PROMPT
The only thing to send back is the number of lines below that hold the string "Events".

SOURCE INFORMATION
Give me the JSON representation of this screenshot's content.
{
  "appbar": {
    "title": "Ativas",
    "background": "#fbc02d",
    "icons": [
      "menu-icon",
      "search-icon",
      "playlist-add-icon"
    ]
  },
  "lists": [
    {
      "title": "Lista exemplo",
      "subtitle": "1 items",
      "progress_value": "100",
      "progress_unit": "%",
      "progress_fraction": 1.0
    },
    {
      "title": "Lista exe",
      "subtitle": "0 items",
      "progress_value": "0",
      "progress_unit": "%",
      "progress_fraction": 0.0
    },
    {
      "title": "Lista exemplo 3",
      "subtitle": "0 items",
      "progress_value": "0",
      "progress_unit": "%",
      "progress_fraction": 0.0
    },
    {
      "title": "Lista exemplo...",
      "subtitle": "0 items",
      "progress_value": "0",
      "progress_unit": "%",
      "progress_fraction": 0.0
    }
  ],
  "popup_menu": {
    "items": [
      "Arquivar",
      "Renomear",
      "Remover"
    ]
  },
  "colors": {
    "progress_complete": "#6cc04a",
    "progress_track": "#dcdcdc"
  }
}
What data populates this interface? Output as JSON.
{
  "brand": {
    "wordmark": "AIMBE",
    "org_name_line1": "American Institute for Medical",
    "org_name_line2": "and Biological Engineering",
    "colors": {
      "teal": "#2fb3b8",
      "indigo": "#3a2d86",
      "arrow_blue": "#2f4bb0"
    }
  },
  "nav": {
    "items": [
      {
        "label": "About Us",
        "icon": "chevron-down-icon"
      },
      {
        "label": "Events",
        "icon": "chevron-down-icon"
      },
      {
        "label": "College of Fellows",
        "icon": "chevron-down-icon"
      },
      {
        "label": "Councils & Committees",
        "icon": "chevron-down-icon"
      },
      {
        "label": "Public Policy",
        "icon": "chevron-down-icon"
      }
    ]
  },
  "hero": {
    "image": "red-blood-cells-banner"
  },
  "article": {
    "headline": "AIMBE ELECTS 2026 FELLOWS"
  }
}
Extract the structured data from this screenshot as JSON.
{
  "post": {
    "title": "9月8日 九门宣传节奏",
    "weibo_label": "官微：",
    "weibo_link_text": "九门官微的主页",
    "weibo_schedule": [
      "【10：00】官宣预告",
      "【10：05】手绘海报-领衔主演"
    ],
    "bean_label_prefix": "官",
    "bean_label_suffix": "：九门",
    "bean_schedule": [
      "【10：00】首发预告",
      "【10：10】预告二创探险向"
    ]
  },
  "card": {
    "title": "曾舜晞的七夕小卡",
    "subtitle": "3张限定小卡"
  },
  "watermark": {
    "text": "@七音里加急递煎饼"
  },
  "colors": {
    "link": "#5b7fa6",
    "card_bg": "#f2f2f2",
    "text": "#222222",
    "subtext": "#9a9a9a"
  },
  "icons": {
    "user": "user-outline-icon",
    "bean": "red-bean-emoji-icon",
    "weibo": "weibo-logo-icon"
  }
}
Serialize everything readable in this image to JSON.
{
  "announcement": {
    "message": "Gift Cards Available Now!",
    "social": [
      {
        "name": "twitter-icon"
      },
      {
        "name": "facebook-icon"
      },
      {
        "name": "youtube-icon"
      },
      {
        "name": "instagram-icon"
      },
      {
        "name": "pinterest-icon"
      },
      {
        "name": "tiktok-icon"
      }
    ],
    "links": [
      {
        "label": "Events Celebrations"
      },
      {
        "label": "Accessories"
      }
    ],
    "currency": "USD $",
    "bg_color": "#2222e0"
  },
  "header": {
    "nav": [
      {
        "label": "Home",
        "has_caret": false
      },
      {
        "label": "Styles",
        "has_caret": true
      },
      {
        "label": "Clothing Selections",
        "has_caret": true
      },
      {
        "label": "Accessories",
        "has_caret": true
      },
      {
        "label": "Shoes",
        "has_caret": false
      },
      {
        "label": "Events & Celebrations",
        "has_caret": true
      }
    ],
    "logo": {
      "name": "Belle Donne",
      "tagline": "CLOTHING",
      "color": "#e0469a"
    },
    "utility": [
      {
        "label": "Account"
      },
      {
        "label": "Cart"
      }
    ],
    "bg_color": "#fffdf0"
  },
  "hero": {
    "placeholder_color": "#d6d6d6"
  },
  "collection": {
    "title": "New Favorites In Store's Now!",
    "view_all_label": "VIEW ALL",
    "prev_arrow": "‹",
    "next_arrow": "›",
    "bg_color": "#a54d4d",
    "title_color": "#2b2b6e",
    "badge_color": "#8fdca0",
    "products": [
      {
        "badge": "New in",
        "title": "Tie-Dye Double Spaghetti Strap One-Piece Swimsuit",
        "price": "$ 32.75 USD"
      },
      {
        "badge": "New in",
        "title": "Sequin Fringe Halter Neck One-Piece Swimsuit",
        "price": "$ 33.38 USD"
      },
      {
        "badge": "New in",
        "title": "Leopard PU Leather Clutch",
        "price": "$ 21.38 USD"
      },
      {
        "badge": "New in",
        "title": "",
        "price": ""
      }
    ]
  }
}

REPLY
3